### Instructions for the task
Go through each line of the entries below and tally those containing the string "Shift"; give only the total.

### Records for the task
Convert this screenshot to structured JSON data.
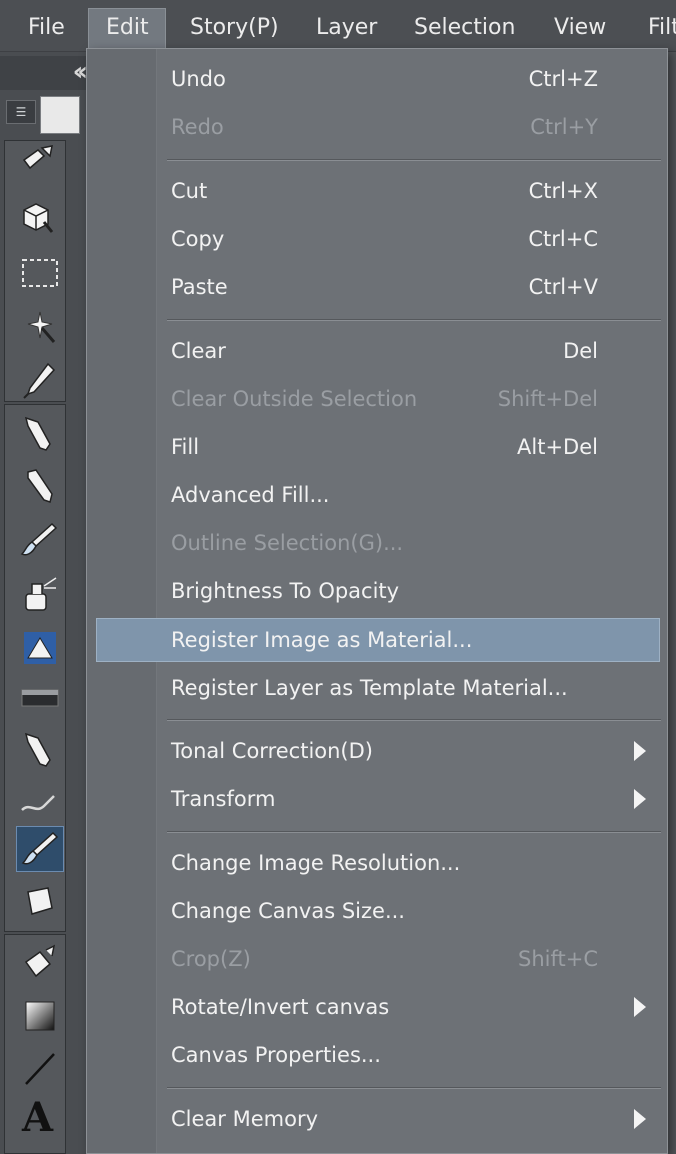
{
  "menubar": {
    "items": [
      {
        "label": "File"
      },
      {
        "label": "Edit"
      },
      {
        "label": "Story(P)"
      },
      {
        "label": "Layer"
      },
      {
        "label": "Selection"
      },
      {
        "label": "View"
      },
      {
        "label": "Filt"
      }
    ]
  },
  "toolbar": {
    "tools": [
      {
        "icon": "operation-icon"
      },
      {
        "icon": "move-layer-icon"
      },
      {
        "icon": "selection-marquee-icon"
      },
      {
        "icon": "auto-select-wand-icon"
      },
      {
        "icon": "eyedropper-icon"
      },
      {
        "icon": "pen-icon"
      },
      {
        "icon": "pencil-icon"
      },
      {
        "icon": "brush-icon"
      },
      {
        "icon": "airbrush-icon"
      },
      {
        "icon": "decoration-icon"
      },
      {
        "icon": "ruler-icon"
      },
      {
        "icon": "ink-pen-icon"
      },
      {
        "icon": "blend-icon"
      },
      {
        "icon": "brush-tool-icon"
      },
      {
        "icon": "eraser-icon"
      },
      {
        "icon": "fill-bucket-icon"
      },
      {
        "icon": "gradient-icon"
      },
      {
        "icon": "line-icon"
      },
      {
        "icon": "text-icon"
      }
    ],
    "text_tool_glyph": "A"
  },
  "edit_menu": {
    "items": [
      {
        "label": "Undo",
        "shortcut": "Ctrl+Z"
      },
      {
        "label": "Redo",
        "shortcut": "Ctrl+Y"
      },
      {
        "label": "Cut",
        "shortcut": "Ctrl+X"
      },
      {
        "label": "Copy",
        "shortcut": "Ctrl+C"
      },
      {
        "label": "Paste",
        "shortcut": "Ctrl+V"
      },
      {
        "label": "Clear",
        "shortcut": "Del"
      },
      {
        "label": "Clear Outside Selection",
        "shortcut": "Shift+Del"
      },
      {
        "label": "Fill",
        "shortcut": "Alt+Del"
      },
      {
        "label": "Advanced Fill...",
        "shortcut": ""
      },
      {
        "label": "Outline Selection(G)...",
        "shortcut": ""
      },
      {
        "label": "Brightness To Opacity",
        "shortcut": ""
      },
      {
        "label": "Register Image as Material...",
        "shortcut": ""
      },
      {
        "label": "Register Layer as Template Material...",
        "shortcut": ""
      },
      {
        "label": "Tonal Correction(D)",
        "shortcut": ""
      },
      {
        "label": "Transform",
        "shortcut": ""
      },
      {
        "label": "Change Image Resolution...",
        "shortcut": ""
      },
      {
        "label": "Change Canvas Size...",
        "shortcut": ""
      },
      {
        "label": "Crop(Z)",
        "shortcut": "Shift+C"
      },
      {
        "label": "Rotate/Invert canvas",
        "shortcut": ""
      },
      {
        "label": "Canvas Properties...",
        "shortcut": ""
      },
      {
        "label": "Clear Memory",
        "shortcut": ""
      }
    ]
  },
  "colors": {
    "menu_bg": "#6d7176",
    "highlight": "#7f95ab",
    "text": "#f2f2f2",
    "disabled_text": "#9a9ea3"
  }
}
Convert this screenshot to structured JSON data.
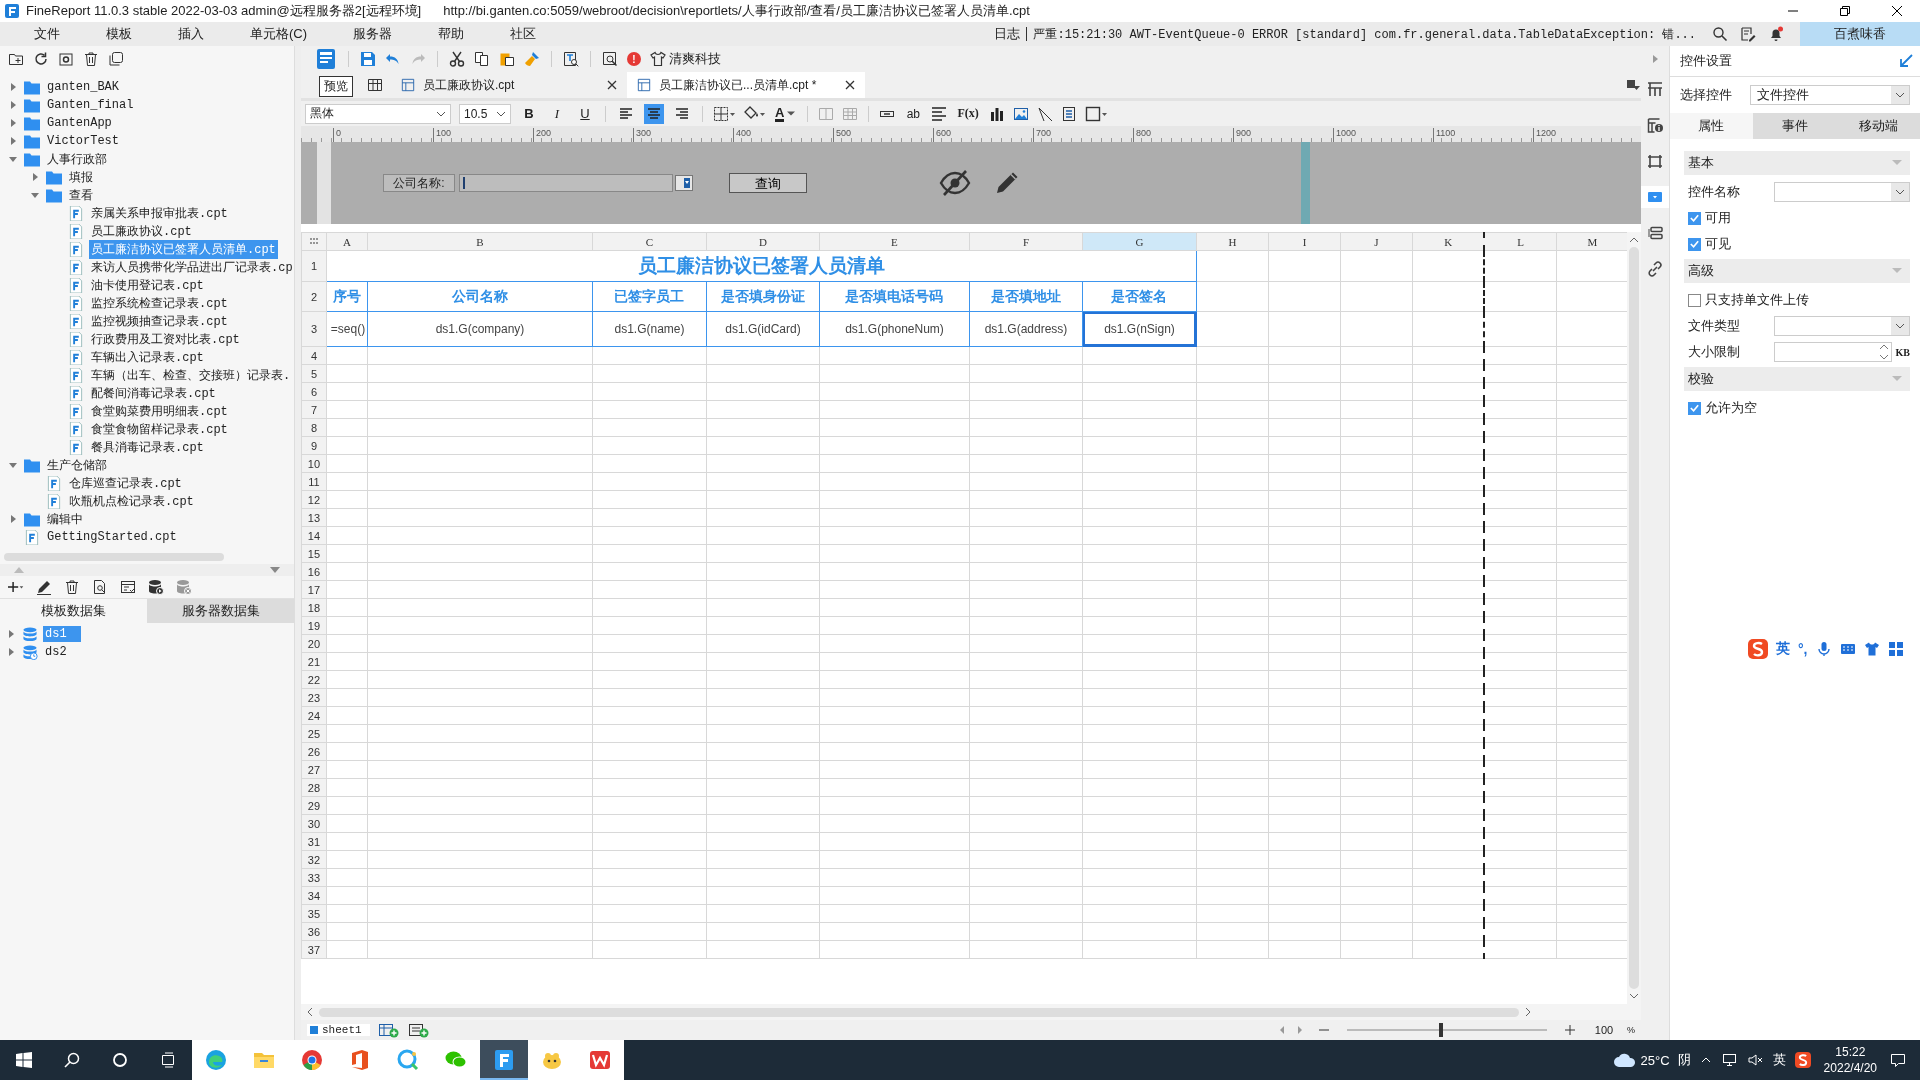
{
  "window": {
    "title": "FineReport 11.0.3 stable 2022-03-03 admin@远程服务器2[远程环境]",
    "url": "http://bi.ganten.co:5059/webroot/decision\\reportlets/人事行政部/查看/员工廉洁协议已签署人员清单.cpt"
  },
  "menu": [
    "文件",
    "模板",
    "插入",
    "单元格(C)",
    "服务器",
    "帮助",
    "社区"
  ],
  "log": {
    "label": "日志",
    "message": "严重:15:21:30 AWT-EventQueue-0 ERROR [standard] com.fr.general.data.TableDataException: 错..."
  },
  "notifications": {
    "unread": true
  },
  "user": "百煮味香",
  "tree": [
    {
      "name": "ganten_BAK",
      "kind": "folder",
      "expanded": false,
      "selected": false
    },
    {
      "name": "Ganten_final",
      "kind": "folder",
      "expanded": false,
      "selected": false
    },
    {
      "name": "GantenApp",
      "kind": "folder",
      "expanded": false,
      "selected": false
    },
    {
      "name": "VictorTest",
      "kind": "folder",
      "expanded": false,
      "selected": false
    },
    {
      "name": "人事行政部",
      "kind": "folder",
      "expanded": true,
      "selected": false,
      "children": [
        {
          "name": "填报",
          "kind": "folder",
          "expanded": false,
          "selected": false
        },
        {
          "name": "查看",
          "kind": "folder",
          "expanded": true,
          "selected": false,
          "children": [
            {
              "name": "亲属关系申报审批表.cpt",
              "kind": "file",
              "selected": false
            },
            {
              "name": "员工廉政协议.cpt",
              "kind": "file",
              "selected": false
            },
            {
              "name": "员工廉洁协议已签署人员清单.cpt",
              "kind": "file",
              "selected": true
            },
            {
              "name": "来访人员携带化学品进出厂记录表.cp",
              "kind": "file",
              "selected": false
            },
            {
              "name": "油卡使用登记表.cpt",
              "kind": "file",
              "selected": false
            },
            {
              "name": "监控系统检查记录表.cpt",
              "kind": "file",
              "selected": false
            },
            {
              "name": "监控视频抽查记录表.cpt",
              "kind": "file",
              "selected": false
            },
            {
              "name": "行政费用及工资对比表.cpt",
              "kind": "file",
              "selected": false
            },
            {
              "name": "车辆出入记录表.cpt",
              "kind": "file",
              "selected": false
            },
            {
              "name": "车辆（出车、检查、交接班）记录表.",
              "kind": "file",
              "selected": false
            },
            {
              "name": "配餐间消毒记录表.cpt",
              "kind": "file",
              "selected": false
            },
            {
              "name": "食堂购菜费用明细表.cpt",
              "kind": "file",
              "selected": false
            },
            {
              "name": "食堂食物留样记录表.cpt",
              "kind": "file",
              "selected": false
            },
            {
              "name": "餐具消毒记录表.cpt",
              "kind": "file",
              "selected": false
            }
          ]
        }
      ]
    },
    {
      "name": "生产仓储部",
      "kind": "folder",
      "expanded": true,
      "selected": false,
      "children": [
        {
          "name": "仓库巡查记录表.cpt",
          "kind": "file",
          "selected": false
        },
        {
          "name": "吹瓶机点检记录表.cpt",
          "kind": "file",
          "selected": false
        }
      ]
    },
    {
      "name": "编辑中",
      "kind": "folder",
      "expanded": false,
      "selected": false
    },
    {
      "name": "GettingStarted.cpt",
      "kind": "file",
      "selected": false
    }
  ],
  "datasets": {
    "tabs": [
      {
        "label": "模板数据集",
        "selected": true
      },
      {
        "label": "服务器数据集",
        "selected": false
      }
    ],
    "items": [
      {
        "name": "ds1",
        "kind": "plain",
        "selected": true
      },
      {
        "name": "ds2",
        "kind": "scheduled",
        "selected": false
      }
    ]
  },
  "toolbar": {
    "alert_badge": "!",
    "brand": "清爽科技"
  },
  "tooltip": "预览",
  "editor_tabs": [
    {
      "label": "员工廉政协议.cpt",
      "selected": false
    },
    {
      "label": "员工廉洁协议已...员清单.cpt *",
      "selected": true
    }
  ],
  "format": {
    "font": "黑体",
    "size": "10.5",
    "bold": "B",
    "italic": "I",
    "underline": "U",
    "alignment": [
      {
        "selected": false
      },
      {
        "selected": true
      },
      {
        "selected": false
      }
    ],
    "font_color": "A",
    "wrap": "ab",
    "formula": "F(x)"
  },
  "ruler": [
    "0",
    "100",
    "200",
    "300",
    "400",
    "500",
    "600",
    "700",
    "800",
    "900",
    "1000",
    "1100",
    "1200"
  ],
  "parameters": {
    "label": "公司名称:",
    "query_button": "查询"
  },
  "sheet": {
    "columns": [
      {
        "label": "A",
        "selected": false,
        "page_break": false
      },
      {
        "label": "B",
        "selected": false,
        "page_break": false
      },
      {
        "label": "C",
        "selected": false,
        "page_break": false
      },
      {
        "label": "D",
        "selected": false,
        "page_break": false
      },
      {
        "label": "E",
        "selected": false,
        "page_break": false
      },
      {
        "label": "F",
        "selected": false,
        "page_break": false
      },
      {
        "label": "G",
        "selected": true,
        "page_break": false
      },
      {
        "label": "H",
        "selected": false,
        "page_break": false
      },
      {
        "label": "I",
        "selected": false,
        "page_break": false
      },
      {
        "label": "J",
        "selected": false,
        "page_break": false
      },
      {
        "label": "K",
        "selected": false,
        "page_break": false
      },
      {
        "label": "L",
        "selected": false,
        "page_break": true
      },
      {
        "label": "M",
        "selected": false,
        "page_break": false
      }
    ],
    "title": "员工廉洁协议已签署人员清单",
    "headers": [
      "序号",
      "公司名称",
      "已签字员工",
      "是否填身份证",
      "是否填电话号码",
      "是否填地址",
      "是否签名"
    ],
    "formulas": [
      {
        "text": "=seq()",
        "selected": false
      },
      {
        "text": "ds1.G(company)",
        "selected": false
      },
      {
        "text": "ds1.G(name)",
        "selected": false
      },
      {
        "text": "ds1.G(idCard)",
        "selected": false
      },
      {
        "text": "ds1.G(phoneNum)",
        "selected": false
      },
      {
        "text": "ds1.G(address)",
        "selected": false
      },
      {
        "text": "ds1.G(nSign)",
        "selected": true
      }
    ],
    "row_numbers": [
      "1",
      "2",
      "3",
      "4",
      "5",
      "6",
      "7",
      "8",
      "9",
      "10",
      "11",
      "12",
      "13",
      "14",
      "15",
      "16",
      "17",
      "18",
      "19",
      "20",
      "21",
      "22",
      "23",
      "24",
      "25",
      "26",
      "27",
      "28",
      "29",
      "30",
      "31",
      "32",
      "33",
      "34",
      "35",
      "36",
      "37"
    ]
  },
  "sheet_tabs": [
    {
      "label": "sheet1",
      "selected": true
    }
  ],
  "zoom": {
    "level": 0.47,
    "value": "100",
    "unit": "%"
  },
  "side_icons": [
    {
      "kind": "grid",
      "selected": false
    },
    {
      "kind": "info",
      "selected": false
    },
    {
      "kind": "frame",
      "selected": false
    },
    {
      "kind": "widget",
      "selected": true
    },
    {
      "kind": "layout",
      "selected": false
    },
    {
      "kind": "link",
      "selected": false
    }
  ],
  "widget_panel": {
    "title": "控件设置",
    "select_label": "选择控件",
    "select_value": "文件控件",
    "tabs": [
      {
        "label": "属性",
        "selected": true
      },
      {
        "label": "事件",
        "selected": false
      },
      {
        "label": "移动端",
        "selected": false
      }
    ],
    "sections": [
      {
        "title": "基本",
        "rows": [
          {
            "kind": "combo",
            "label": "控件名称"
          },
          {
            "kind": "checkbox",
            "label": "可用",
            "checked": true
          },
          {
            "kind": "checkbox",
            "label": "可见",
            "checked": true
          }
        ]
      },
      {
        "title": "高级",
        "rows": [
          {
            "kind": "checkbox",
            "label": "只支持单文件上传",
            "checked": false
          },
          {
            "kind": "combo",
            "label": "文件类型"
          },
          {
            "kind": "spinner",
            "label": "大小限制",
            "unit": "KB"
          }
        ]
      },
      {
        "title": "校验",
        "rows": [
          {
            "kind": "checkbox",
            "label": "允许为空",
            "checked": true
          }
        ]
      }
    ]
  },
  "ime": {
    "mode": "英",
    "punct": "°,"
  },
  "taskbar": {
    "apps": [
      {
        "kind": "edge",
        "active": false
      },
      {
        "kind": "folder",
        "active": false
      },
      {
        "kind": "chrome",
        "active": false
      },
      {
        "kind": "office",
        "active": false
      },
      {
        "kind": "search",
        "active": false
      },
      {
        "kind": "chat",
        "active": false
      },
      {
        "kind": "report",
        "active": true
      },
      {
        "kind": "bird",
        "active": false
      },
      {
        "kind": "wps",
        "active": false
      }
    ],
    "weather": "25°C",
    "condition": "阴",
    "ime": "英",
    "time": "15:22",
    "date": "2022/4/20"
  }
}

### Exercise answer
2